In a press release, the project announced that 100,000 Elastos TV Boxes were sold in August alone, thanks to a partnership with Shanghai Shijiu TV. The figures put Elastos on track to reach a million Carrier Nodes by the end of the year, providing the infrastructure for the future decentralized internet.
Each TV Box has features for ‘family and friend’ interaction, personal cloud storage, and storage in the Interplanetary File System, the company says. The TV Boxes will eventually be home to decentralized applications as well, which will be compatible across the Elastos Smart Web.
In an exclusive interview with Crypto Briefing, Elastos CEO Rong Chen elaborated on Elastos’ long term plans.
“Every family will have a personal cloud computer,” through the Elastos decentralized carrier, he said.
It’s like the carrier for phones. Think of it like AT&T. AT&T is a carrier, but they can literally revoke your phone number. We can have a carrier which is open source, neutral, and autonomously running, powered by the Elastos Blockchain. And we’re issuing decentralized IDs to the users, so no one can revoke your internet ID.
The idea of using “identities” online might raise eyebrows, but Mr. Chen emphasizes that this isn’t quite the same as a mandatory KYC. “It’s more like using a Bitcoin address,” he says. “Because it’s a peer-to-peer communication, I can take your public key from the blockchain and talk to you.”

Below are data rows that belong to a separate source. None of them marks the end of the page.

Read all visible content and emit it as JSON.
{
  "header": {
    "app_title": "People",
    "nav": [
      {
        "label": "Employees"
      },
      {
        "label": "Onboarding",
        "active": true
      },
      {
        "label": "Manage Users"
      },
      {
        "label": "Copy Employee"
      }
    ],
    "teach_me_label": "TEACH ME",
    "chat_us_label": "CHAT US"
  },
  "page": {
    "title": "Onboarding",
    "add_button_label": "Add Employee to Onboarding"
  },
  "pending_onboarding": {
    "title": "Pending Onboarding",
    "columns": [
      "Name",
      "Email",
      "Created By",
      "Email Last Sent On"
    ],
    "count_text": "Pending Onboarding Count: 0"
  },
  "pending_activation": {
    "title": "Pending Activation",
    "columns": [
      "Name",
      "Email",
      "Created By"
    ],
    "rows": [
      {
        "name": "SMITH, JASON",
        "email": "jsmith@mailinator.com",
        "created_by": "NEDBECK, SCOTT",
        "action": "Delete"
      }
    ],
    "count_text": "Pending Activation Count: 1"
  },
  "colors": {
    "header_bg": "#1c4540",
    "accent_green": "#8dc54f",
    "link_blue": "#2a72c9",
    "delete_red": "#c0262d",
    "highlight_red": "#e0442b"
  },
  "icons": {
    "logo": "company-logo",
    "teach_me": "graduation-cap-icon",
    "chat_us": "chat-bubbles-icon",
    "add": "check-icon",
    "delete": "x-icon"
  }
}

But Elastos is not in the business of policing activities on the decentralized web. “We’re not pretending to be the FBI,” Mr. Chen says. “The internet’s a neutral playground for everyone.”
“When we open this decentralized carrier, we’re opening peer-to-peer computing in addition to peer-to-peer network. It’s not that easy to have a middleman attack,” Mr. Chen said. “Because of the miners running the Elastos chain, autonomously, there’s no operator or corporation behind it.”
Two Networks In One
Mr. Chen emphasized that system won’t all be on the blockchain—so you won’t have to worry about your embarrassing pictures being stored on a permanent ledger. Only some functions, like transactions of value and identification, will be processed through the mined blockchain. The latter, as Crypto Briefing has reported, already has its security guaranteed through the merged mining partnership with Bitmain.
Other functions—like swapping data packets on voice calls, or data storage, or TV programs and video games—will exist in a normal, peer-to-peer network somewhat similar to Bittorrent. “The Carrier is a different layer,” Mr. Chen explained. “It’s a heavy-duty, commercial grade, videoconferencing, file sharing network, which is not possible on the blockchain.”
That network is secured by the Elastos network’s supernodes, which act as relays for data in exchange for Elastos tokens generated from staking and token inflation.
It’s hard to read the crystal balls, especially for a project as technical and complicated as Elastos. But for most blockchain systems, the hardest part of the process is recruiting enough users to benefit from the network effects and economies of scale.
For Elastos that’s easy—the blockchain network is well on its way to reaching a mass adoption-sized user base, through partnership with Shanghai Shijiu TV. The hard part is getting people to use it.
The author is invested in Bitcoin.